[3] M. J. A. Walker, T. Barrett, L. J. Guppy, Targets 2004, 3, 208 –
[4] a) P. A. Johnston, P. A. Johnston, Drug Discovery Today 2002, 7,
353 – 363; b) D. L. Boger, J. Desharnais, K. Capps, Angew. Chem.
2003, 115, 4270 – 4309; Angew. Chem. Int. Ed. 2003, 42, 4138 –
4176; c) S. Wang, T. B. Sim, Y.-S. Kim, Y.-T. Chang, Curr. Opin.
Chem. Biol. 2004, 8, 371 – 377.
[5] a) X.-L. Yang, A. H.-J. Wang, Pharm. Therap. 1999, 83, 181 –
215; b) C. Bailly, W. A. Denny, L. E. Mellor, L. P. G. Wakelin,
M. J. Waring, Biochemistry 1992, 31, 3514 – 3524.
[6] a) D. Řeha, M. KabelKč, F. RyjKček, J. Šponer, J. E. Šponer, M.
Elstner, S. Suhai, P. Hobza, J. Am. Chem. Soc. 2002, 124, 3366 –
3376; b) I. Antonini, P. Polucci, T. C. Jenkins, L. R. Kelland, E.
Menta, N. Pescalli, B. Stefanska, J. Mazerski, S. Martelli, J. Med.
Chem. 1997, 40, 3749 – 3755.
[7] a) S. A. Hofstadler, R. H. Griffey, Chem. Rev. 2001, 101, 377 –
390; b) H. Robinson, W. Priebe, J. B. Chaires, A. H.-J. Wang,
Biochemistry 1997, 36, 8663 – 8670; c) R. F. Pasternack, C.

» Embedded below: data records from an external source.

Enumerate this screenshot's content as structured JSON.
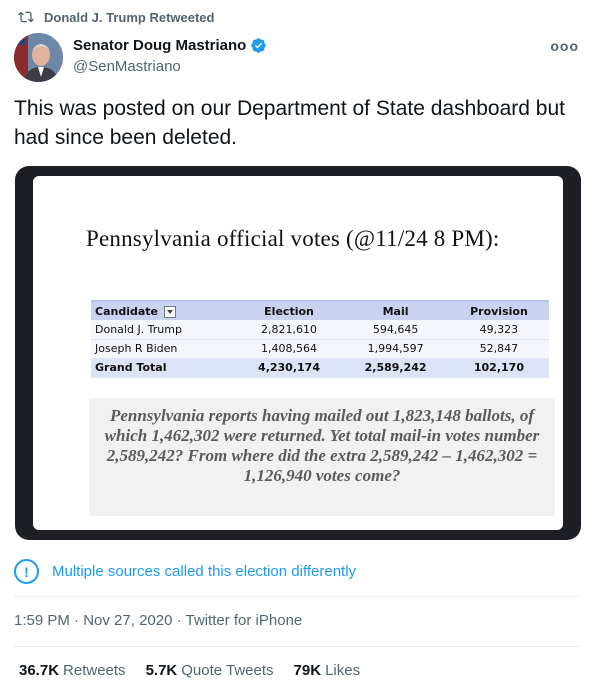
{
  "social_context": {
    "text": "Donald J. Trump Retweeted"
  },
  "author": {
    "display_name": "Senator Doug Mastriano",
    "handle": "@SenMastriano"
  },
  "more_label": "ooo",
  "tweet": {
    "text": "This was posted on our Department of State dashboard but had since been deleted."
  },
  "media": {
    "title": "Pennsylvania official votes (@11/24 8 PM):",
    "table": {
      "headers": [
        "Candidate",
        "Election",
        "Mail",
        "Provision"
      ],
      "rows": [
        [
          "Donald J. Trump",
          "2,821,610",
          "594,645",
          "49,323"
        ],
        [
          "Joseph R Biden",
          "1,408,564",
          "1,994,597",
          "52,847"
        ]
      ],
      "total": [
        "Grand Total",
        "4,230,174",
        "2,589,242",
        "102,170"
      ]
    },
    "note": "Pennsylvania reports having mailed out 1,823,148 ballots, of which 1,462,302 were returned. Yet total mail-in votes number 2,589,242? From where did the extra 2,589,242 – 1,462,302 = 1,126,940 votes come?"
  },
  "notice": {
    "text": "Multiple sources called this election differently"
  },
  "meta": {
    "time": "1:59 PM",
    "date": "Nov 27, 2020",
    "source": "Twitter for iPhone",
    "separator": "·"
  },
  "stats": {
    "retweets": {
      "count": "36.7K",
      "label": "Retweets"
    },
    "quote_tweets": {
      "count": "5.7K",
      "label": "Quote Tweets"
    },
    "likes": {
      "count": "79K",
      "label": "Likes"
    }
  },
  "colors": {
    "accent": "#1d9bf0",
    "secondary_text": "#536471",
    "primary_text": "#0f1419"
  }
}
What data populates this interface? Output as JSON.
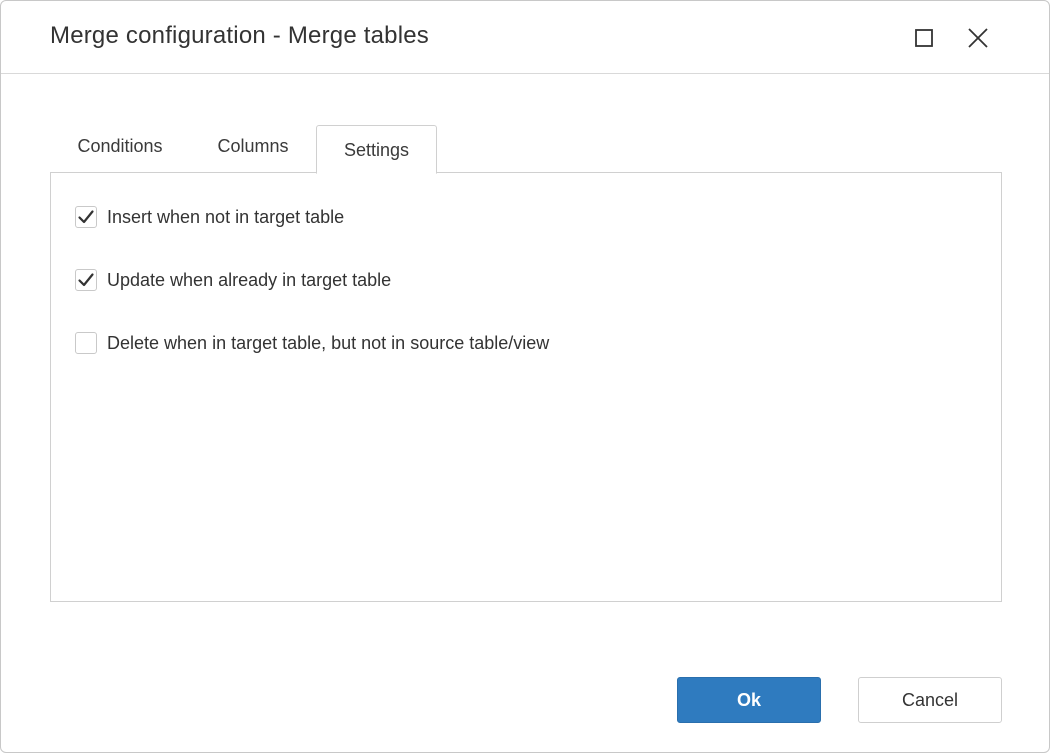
{
  "dialog": {
    "title": "Merge configuration - Merge tables"
  },
  "window_controls": {
    "maximize_icon": "maximize-icon",
    "close_icon": "close-icon"
  },
  "tabs": [
    {
      "label": "Conditions",
      "active": false
    },
    {
      "label": "Columns",
      "active": false
    },
    {
      "label": "Settings",
      "active": true
    }
  ],
  "settings": {
    "options": [
      {
        "label": "Insert when not in target table",
        "checked": true
      },
      {
        "label": "Update when already in target table",
        "checked": true
      },
      {
        "label": "Delete when in target table, but not in source table/view",
        "checked": false
      }
    ]
  },
  "footer": {
    "ok_label": "Ok",
    "cancel_label": "Cancel"
  },
  "colors": {
    "primary_button": "#2f7bbf",
    "checkmark": "#333333",
    "border": "#d0d0d0"
  }
}
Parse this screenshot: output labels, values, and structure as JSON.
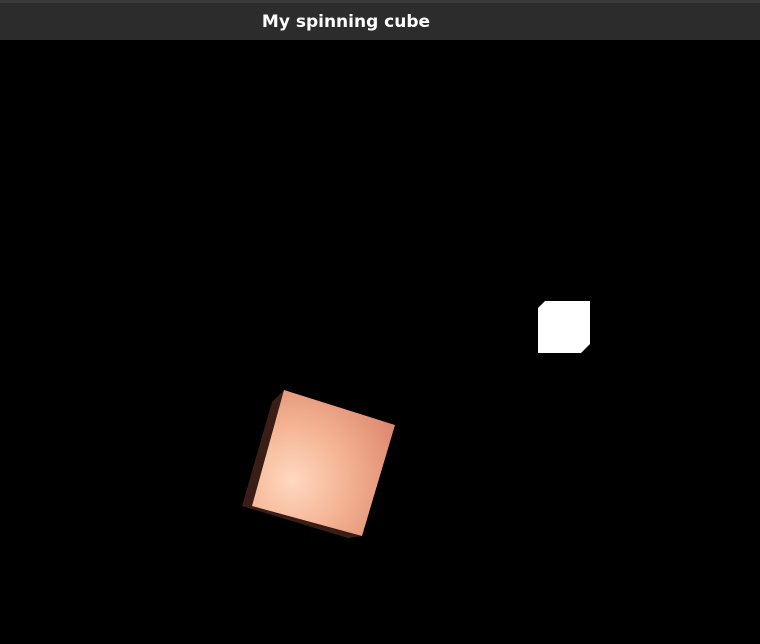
{
  "window": {
    "title": "My spinning cube"
  },
  "scene": {
    "background_color": "#000000",
    "cube": {
      "front_face_color": "#e9967a",
      "highlight_color": "#ffd8bf",
      "side_shadow_color": "#3a1d14"
    },
    "light_source": {
      "color": "#ffffff"
    }
  }
}
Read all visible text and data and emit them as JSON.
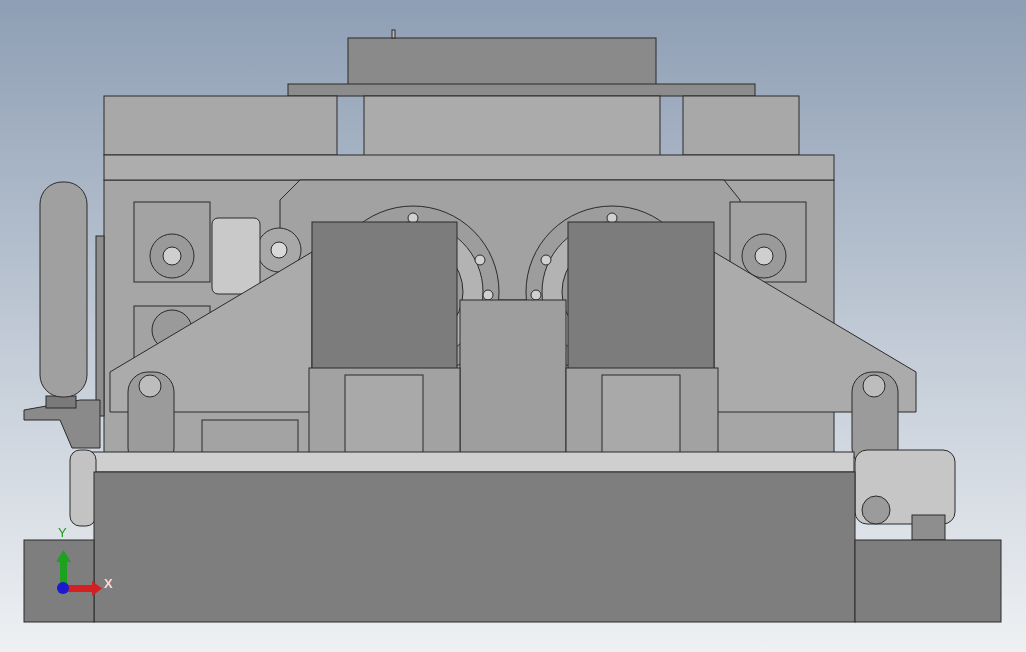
{
  "viewport": {
    "triad": {
      "y_label": "Y",
      "x_label": "X"
    }
  }
}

Bustamante, P. J. Collings, A. Giannetto, E. J. Gibbs, J. Am.
Chem. Soc. 1993, 115, 5393 – 5399; d) C.-Z. Li, Y. Liu, H. T.
Luong, Anal. Chem. 2005, 77, 478 – 485.
[8] D. L. Boger, B. E. Fink, S. R. Brunette, W. C. Tse, M. P. Hedrick,
J. Am. Chem. Soc. 2001, 123, 5878 – 5891.
[9] C. A. Mirkin, R. L. Letsinger, R. C. Mucic, J. J. Storhoff, Nature
1996, 382, 607 – 609.
[10] a) R. Elghanian, J. J. Storhoff, R. C. Mucic, R. L. Letsinger,
C. A. Mirkin, Science 1997, 277, 1078 – 1080; b) L. He, M. D.
Musick, S. R. Nicewarner, F. G. Salinas, S. J. Benkovic, M. J.
Natan, C. D. Keating, J. Am. Chem. Soc. 2000, 122, 9071 – 9077;
c) D. J. Maxwell, J. R. Taylor, S. Nie, J. Am. Chem. Soc. 2002,
124, 9606 – 9612; d) T. Niazov, V. Pavlov, Y. Xiao, R. Gill, I.
Willner, Nano Lett. 2004, 4, 1683 – 1687; e) V. Pavlov, Y. Xiao, B.
2006 Wiley-VCH Verlag GmbH & Co. KGaA, Weinheim
Angew. Chem. 2006, 118, 1839 –1842
Без категории
Размер файла
315 Кб
screening, molecules, colorimetry, dna, gold, probes, binding, nanoparticles
Пожаловаться на содержимое документа